It is basic management theory that few things are worse for an organization than uncertainty at the top. For decades the church has lived with uncertainty and division, ambiguity and strife, elements that more or less monopolize its coverage in the news media. In religion, certainty - even if obscurantist, prejudiced or murderous- seems to win. Catholicism is neither prejudiced nor murderous, and it has much internal dissent. Yet at its summit it is certain, as the most recent book by Pope Benedict XVI - "Jesus of Nazareth: The Infancy Narratives" - shows. Benedict says the answer as to whether or not Jesus was born to a virgin must be "an unequivocal yes" (though he concedes that the three wise men, which secularists might think were more possible, could have been a "theological idea" rather than reality). Matthew and Mark, who wrote two of the four canonical gospels, "didn't want to write 'stories' but history, a real history, even if interpreted and understood," said Benedict.
Others are still more certain. Evangelical Protestants are carving out large congregations in Latin America, Africa and South Asia with their charismatic brand of worship and their iron promise of salvation. Islam, itself caught between moderation and militancy, can in the latter guise present a deadly threat to Christians and others. Primate Okoh's immediate concern is not liberal Christianity but the Islamist Boko Haram group, which is responsible for bloody massacres of Christians in northern Nigeria.

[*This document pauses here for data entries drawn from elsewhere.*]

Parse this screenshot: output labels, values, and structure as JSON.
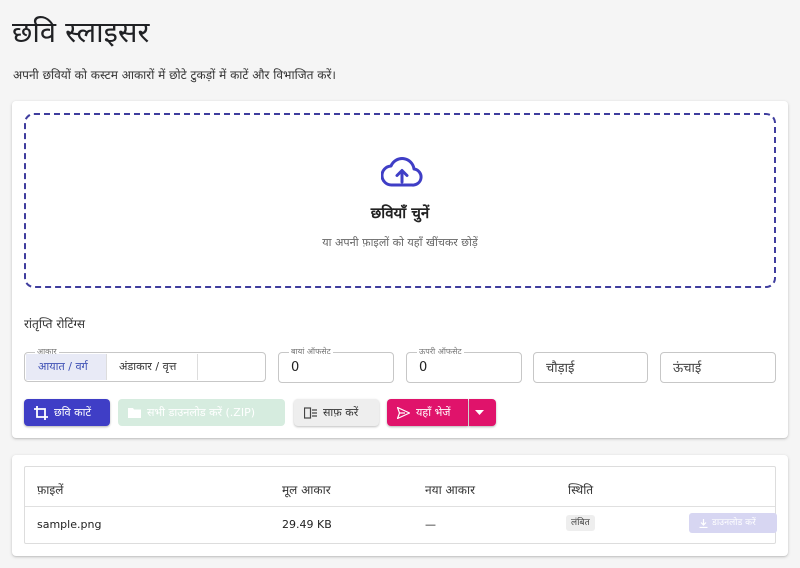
{
  "header": {
    "title": "छवि स्लाइसर",
    "subtitle": "अपनी छवियों को कस्टम आकारों में छोटे टुकड़ों में काटें और विभाजित करें।"
  },
  "dropzone": {
    "icon": "cloud-upload-icon",
    "title": "छवियाँ चुनें",
    "hint": "या अपनी फ़ाइलों को यहाँ खींचकर छोड़ें"
  },
  "settings": {
    "label": "रांतृप्ति रोटिंग्स",
    "shape": {
      "legend": "आकार",
      "options": [
        "आयात / वर्ग",
        "अंडाकार / वृत्त"
      ],
      "selected": "आयात / वर्ग"
    },
    "left_offset": {
      "legend": "बायां ऑफसेट",
      "value": "0"
    },
    "top_offset": {
      "legend": "ऊपरी ऑफसेट",
      "value": "0"
    },
    "width": {
      "placeholder": "चौड़ाई"
    },
    "height": {
      "placeholder": "ऊंचाई"
    }
  },
  "actions": {
    "crop": "छवि काटें",
    "download_all": "सभी डाउनलोड करें (.ZIP)",
    "clear": "साफ़ करें",
    "send": "यहाँ भेजें"
  },
  "table": {
    "headers": [
      "फ़ाइलें",
      "मूल आकार",
      "नया आकार",
      "स्थिति"
    ],
    "rows": [
      {
        "file": "sample.png",
        "original_size": "29.49 KB",
        "new_size": "—",
        "status": "लंबित",
        "download": "डाउनलोड करें"
      }
    ]
  },
  "colors": {
    "primary": "#3f3ec6",
    "accent": "#e0136b",
    "success_disabled": "#d6ecdf",
    "dropzone_border": "#3f3d9e"
  }
}
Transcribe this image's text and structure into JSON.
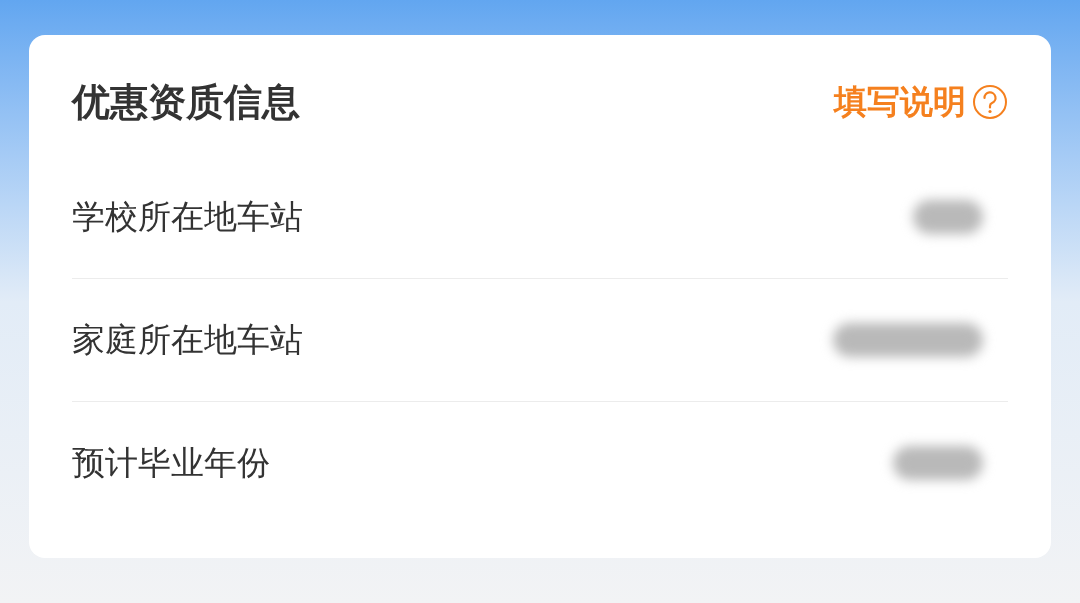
{
  "card": {
    "title": "优惠资质信息",
    "help_link": "填写说明",
    "rows": [
      {
        "label": "学校所在地车站"
      },
      {
        "label": "家庭所在地车站"
      },
      {
        "label": "预计毕业年份"
      }
    ]
  }
}
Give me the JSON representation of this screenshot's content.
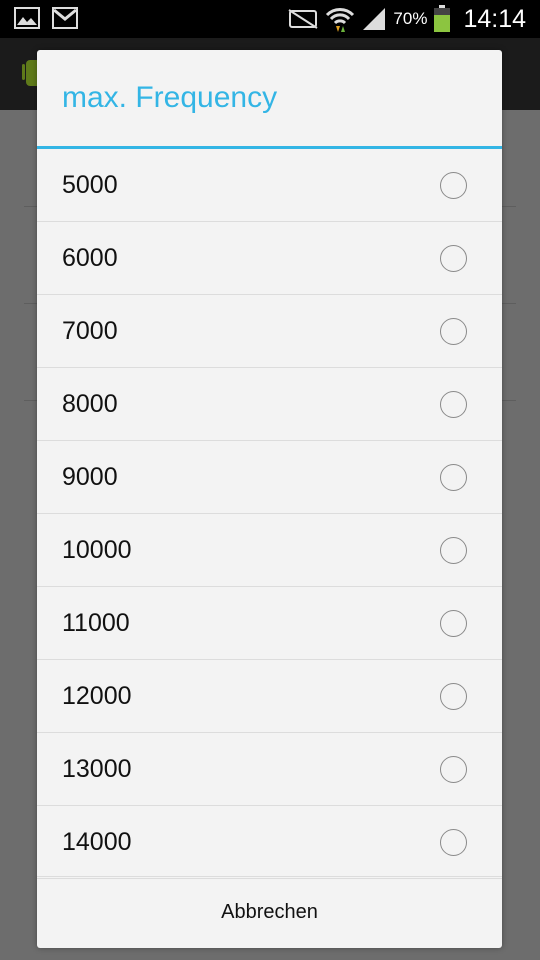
{
  "status_bar": {
    "left_icons": [
      "image-icon",
      "gmail-icon"
    ],
    "right_icons": [
      "nfc-off-icon",
      "wifi-icon",
      "signal-icon",
      "battery-icon"
    ],
    "battery_percent": "70%",
    "time": "14:14",
    "battery_color": "#8cc540"
  },
  "dialog": {
    "title": "max. Frequency",
    "accent_color": "#33b5e5",
    "options": [
      {
        "label": "5000"
      },
      {
        "label": "6000"
      },
      {
        "label": "7000"
      },
      {
        "label": "8000"
      },
      {
        "label": "9000"
      },
      {
        "label": "10000"
      },
      {
        "label": "11000"
      },
      {
        "label": "12000"
      },
      {
        "label": "13000"
      },
      {
        "label": "14000"
      }
    ],
    "cancel_label": "Abbrechen"
  }
}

It appears that the church is militant or it trembles; the rock on which it has claimed to stand must be granite or it crumbles. The part of the Anglican communion that has most enthusiastically accepted the "trends and priorities ofwider society" is the North American one, with (in its U.S. guise) a history of independence from Britain and a more recent history of proactive promotion of women's equality. But it, too, is declining. Women's ascent to the House of Bishops, which is, as Archbishop Welby indicates, probably a matter of time rather than doctrine, will not save it from further shrinking. Liberal Christians cannot pretend to square the testaments with what they believe are the truths of science and the liberations of social progress. In that honorable dilemma lies the cause of their slow marginalization.
John Lloyd co-founded the Reuters Institute for the Study of Journalism at the University of Oxford, where he is Director of Journalism. Lloyd has written several books, including "What the Media Are Doing to Our Politics" 2004. He is also a contributing editor at FT and the founder of FT Magazine.